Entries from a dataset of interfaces
>>>>>
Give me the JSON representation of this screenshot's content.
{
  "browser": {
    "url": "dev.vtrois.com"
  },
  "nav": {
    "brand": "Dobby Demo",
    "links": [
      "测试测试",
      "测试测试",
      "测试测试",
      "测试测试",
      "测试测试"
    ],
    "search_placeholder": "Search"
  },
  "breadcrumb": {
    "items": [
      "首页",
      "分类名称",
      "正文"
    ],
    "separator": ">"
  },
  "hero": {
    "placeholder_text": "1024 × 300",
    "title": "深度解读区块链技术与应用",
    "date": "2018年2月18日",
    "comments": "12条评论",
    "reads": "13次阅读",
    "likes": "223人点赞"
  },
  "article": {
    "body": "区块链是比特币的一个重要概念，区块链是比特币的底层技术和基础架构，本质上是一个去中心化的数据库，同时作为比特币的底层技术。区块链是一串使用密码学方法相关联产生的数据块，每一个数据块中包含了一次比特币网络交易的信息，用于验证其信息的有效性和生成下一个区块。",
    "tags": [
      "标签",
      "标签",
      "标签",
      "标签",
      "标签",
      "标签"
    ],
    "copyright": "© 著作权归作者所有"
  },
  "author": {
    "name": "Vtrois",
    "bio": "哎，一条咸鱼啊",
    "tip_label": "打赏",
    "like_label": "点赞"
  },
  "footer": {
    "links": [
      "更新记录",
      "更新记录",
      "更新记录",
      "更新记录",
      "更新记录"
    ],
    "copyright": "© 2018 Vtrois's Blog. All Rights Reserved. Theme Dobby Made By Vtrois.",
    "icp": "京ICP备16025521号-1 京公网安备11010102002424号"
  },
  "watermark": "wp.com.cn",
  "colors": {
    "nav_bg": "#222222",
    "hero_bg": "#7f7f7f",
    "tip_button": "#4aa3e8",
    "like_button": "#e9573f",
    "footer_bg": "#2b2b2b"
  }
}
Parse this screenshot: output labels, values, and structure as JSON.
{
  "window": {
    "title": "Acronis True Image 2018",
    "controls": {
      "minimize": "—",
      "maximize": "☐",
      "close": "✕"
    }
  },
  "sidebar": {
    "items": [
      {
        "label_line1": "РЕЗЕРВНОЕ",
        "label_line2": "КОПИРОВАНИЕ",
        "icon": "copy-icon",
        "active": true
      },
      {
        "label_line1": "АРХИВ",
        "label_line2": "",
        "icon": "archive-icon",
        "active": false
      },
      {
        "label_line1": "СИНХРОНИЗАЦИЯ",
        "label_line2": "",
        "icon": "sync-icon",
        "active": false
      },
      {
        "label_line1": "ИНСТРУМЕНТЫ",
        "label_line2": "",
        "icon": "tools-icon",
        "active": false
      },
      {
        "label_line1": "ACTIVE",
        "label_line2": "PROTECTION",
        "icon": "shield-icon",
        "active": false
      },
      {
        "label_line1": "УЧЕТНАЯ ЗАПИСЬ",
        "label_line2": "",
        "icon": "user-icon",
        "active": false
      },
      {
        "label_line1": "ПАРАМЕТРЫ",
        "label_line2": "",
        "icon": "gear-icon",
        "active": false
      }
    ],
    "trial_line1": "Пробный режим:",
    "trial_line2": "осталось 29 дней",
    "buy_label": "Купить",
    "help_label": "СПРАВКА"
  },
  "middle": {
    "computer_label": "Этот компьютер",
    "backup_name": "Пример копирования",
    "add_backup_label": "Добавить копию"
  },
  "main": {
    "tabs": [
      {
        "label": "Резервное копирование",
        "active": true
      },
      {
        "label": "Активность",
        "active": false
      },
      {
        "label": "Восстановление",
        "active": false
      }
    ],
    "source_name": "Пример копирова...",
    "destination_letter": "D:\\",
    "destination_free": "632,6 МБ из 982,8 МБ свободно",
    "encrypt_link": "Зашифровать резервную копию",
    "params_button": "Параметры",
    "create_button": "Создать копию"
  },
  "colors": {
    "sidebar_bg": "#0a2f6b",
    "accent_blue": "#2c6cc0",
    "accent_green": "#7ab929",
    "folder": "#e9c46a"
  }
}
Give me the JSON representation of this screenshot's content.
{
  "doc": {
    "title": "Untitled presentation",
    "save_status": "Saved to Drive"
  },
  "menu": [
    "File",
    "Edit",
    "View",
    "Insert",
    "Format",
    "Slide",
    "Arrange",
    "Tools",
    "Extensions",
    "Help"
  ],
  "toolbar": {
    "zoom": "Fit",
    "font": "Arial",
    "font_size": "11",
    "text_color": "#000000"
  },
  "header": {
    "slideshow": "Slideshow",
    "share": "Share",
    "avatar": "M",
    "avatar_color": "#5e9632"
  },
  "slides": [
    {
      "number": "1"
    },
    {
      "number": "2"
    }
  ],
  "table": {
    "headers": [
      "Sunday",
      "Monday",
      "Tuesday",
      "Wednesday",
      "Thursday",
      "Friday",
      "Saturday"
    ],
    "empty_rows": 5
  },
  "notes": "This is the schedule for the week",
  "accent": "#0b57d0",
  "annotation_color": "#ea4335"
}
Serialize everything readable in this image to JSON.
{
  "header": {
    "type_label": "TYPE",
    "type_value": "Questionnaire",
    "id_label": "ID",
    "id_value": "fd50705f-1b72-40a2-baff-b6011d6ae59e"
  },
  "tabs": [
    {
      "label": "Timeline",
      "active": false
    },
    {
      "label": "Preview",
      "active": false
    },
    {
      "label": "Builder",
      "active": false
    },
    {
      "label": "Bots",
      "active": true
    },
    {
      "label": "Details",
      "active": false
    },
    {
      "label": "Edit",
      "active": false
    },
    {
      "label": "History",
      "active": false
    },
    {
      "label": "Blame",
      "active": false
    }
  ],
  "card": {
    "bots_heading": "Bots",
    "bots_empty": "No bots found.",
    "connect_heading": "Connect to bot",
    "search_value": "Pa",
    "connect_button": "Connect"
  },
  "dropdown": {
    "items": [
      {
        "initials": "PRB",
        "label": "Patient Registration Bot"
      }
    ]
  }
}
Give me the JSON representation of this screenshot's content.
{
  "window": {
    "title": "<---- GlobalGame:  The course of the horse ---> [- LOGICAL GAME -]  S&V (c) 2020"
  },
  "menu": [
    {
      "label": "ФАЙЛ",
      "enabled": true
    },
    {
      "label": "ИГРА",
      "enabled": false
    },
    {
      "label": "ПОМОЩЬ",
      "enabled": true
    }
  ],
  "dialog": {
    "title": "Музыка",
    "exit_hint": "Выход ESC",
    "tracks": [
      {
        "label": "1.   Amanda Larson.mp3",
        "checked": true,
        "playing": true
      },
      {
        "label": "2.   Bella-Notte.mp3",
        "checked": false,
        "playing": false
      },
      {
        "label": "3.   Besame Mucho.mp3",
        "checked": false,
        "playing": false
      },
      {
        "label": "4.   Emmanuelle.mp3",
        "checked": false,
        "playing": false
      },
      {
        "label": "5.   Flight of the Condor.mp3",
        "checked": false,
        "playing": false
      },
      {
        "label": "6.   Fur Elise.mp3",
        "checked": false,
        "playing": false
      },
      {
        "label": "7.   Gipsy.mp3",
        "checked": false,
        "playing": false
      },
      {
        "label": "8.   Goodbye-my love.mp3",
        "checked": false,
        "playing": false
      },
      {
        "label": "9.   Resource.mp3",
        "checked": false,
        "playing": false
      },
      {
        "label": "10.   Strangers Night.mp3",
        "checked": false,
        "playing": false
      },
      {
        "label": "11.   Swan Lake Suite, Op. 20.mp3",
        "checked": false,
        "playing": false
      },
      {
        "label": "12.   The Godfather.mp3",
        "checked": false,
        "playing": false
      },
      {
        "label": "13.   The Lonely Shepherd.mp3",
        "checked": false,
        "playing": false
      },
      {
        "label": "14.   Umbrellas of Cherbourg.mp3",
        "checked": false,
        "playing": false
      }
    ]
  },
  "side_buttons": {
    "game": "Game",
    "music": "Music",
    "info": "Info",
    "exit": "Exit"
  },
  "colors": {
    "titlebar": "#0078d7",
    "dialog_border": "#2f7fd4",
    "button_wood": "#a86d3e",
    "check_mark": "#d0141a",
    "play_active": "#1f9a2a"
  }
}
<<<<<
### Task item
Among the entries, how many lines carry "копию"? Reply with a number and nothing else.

### Expected output
3